Editor's Note: W.A. Scott's obituary in the Atlanta Daily World describes his chess legacy as follows:"Well known in the area for his expertise in chess and rated an expert by the United Chess Federation, Scott was president of the Atlanta Chess…

"And then my husband got laid off from Lockheed so many times, and he was in the Air National Guard, so they had an opening there, so he joined the Air National Guard, and then he retired from there. He traveled a lot when he was at Dobbins,…

"We lived there for a year and then moved up here. My husband got a job with Lockheed. He was a flight line mechanic. [Marietta was beautiful.] It was quiet. No traffic hardly. The Big Chicken was there, and it was a Chick, Chuck, and Shake back…

"In 1969, I graduated from high school, which over there is called Eksem, the real exam. Oof! And I did pretty good, so right after that—well I had dated a young man at that point, and both his parents were handicapped, and he hated nurses, and…

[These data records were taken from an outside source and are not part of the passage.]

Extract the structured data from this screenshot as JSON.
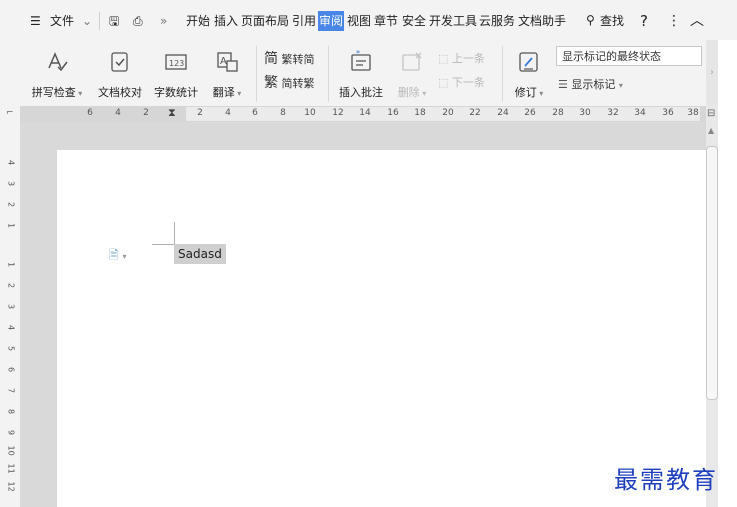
{
  "menubar": {
    "file_label": "文件",
    "tabs": [
      "开始",
      "插入",
      "页面布局",
      "引用",
      "审阅",
      "视图",
      "章节",
      "安全",
      "开发工具",
      "云服务",
      "文档助手"
    ],
    "active_tab": "审阅",
    "search_label": "查找",
    "help": "?",
    "more": "⋮",
    "collapse": "︿"
  },
  "ribbon": {
    "spellcheck": "拼写检查",
    "doc_proof": "文档校对",
    "word_count": "字数统计",
    "translate": "翻译",
    "trad_to_simp": "繁转简",
    "simp_to_trad": "简转繁",
    "insert_comment": "插入批注",
    "delete": "删除",
    "prev": "上一条",
    "next": "下一条",
    "revise": "修订",
    "show_markup": "显示标记",
    "display_state": "显示标记的最终状态"
  },
  "ruler": {
    "h_numbers": [
      "6",
      "4",
      "2",
      "2",
      "4",
      "6",
      "8",
      "10",
      "12",
      "14",
      "16",
      "18",
      "20",
      "22",
      "24",
      "26",
      "28",
      "30",
      "32",
      "34",
      "36",
      "38"
    ],
    "v_numbers": [
      "4",
      "3",
      "2",
      "1",
      "1",
      "2",
      "3",
      "4",
      "5",
      "6",
      "7",
      "8",
      "9",
      "10",
      "11",
      "12"
    ]
  },
  "document": {
    "text": "Sadasd"
  },
  "watermark": "最需教育"
}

"I think [my grandmother] made a lot of friends at the synagogue—at Beth Jacob. She did stay in touch with her family in Europe. She had some sisters who actually left Germany before the war. They lived in the Paris area. She did go back to Germany…

"I was born in downtown Atlanta at Georgia Baptist Hospital in early 1962. I grew up in Decatur in kind of a small area near North Decatur, and not too far from Toco Hills shopping center, if I remember correctly. As a child I don’t know if I…

"I went to work for a company called Union Carbide. This company had a division called the Visking Division, and this division would make skins for skinless wieners. There was a man who noticed that America was buying more and more hot dogs. By…

"In 1968, I think, we moved to Long Island. I had friends in the survivors’ community. We used to get together. Why? Because we knew each other. We didn’t need to tell each other what we went through. We just, through a word, a name, a place, and…

"I went to work for a textile company. The sales manager was a very nice man by the name of Frank Murphy, may he rest in peace. In those days I was known as Andy, I tried to become as Americanized as much as possible. My nickname in the NBA was Tiny,…

“When I graduated from NYU I was drafted by the Philadelphia Warriors who are now Golden State of the NBA, and I played two years of professional basketball.”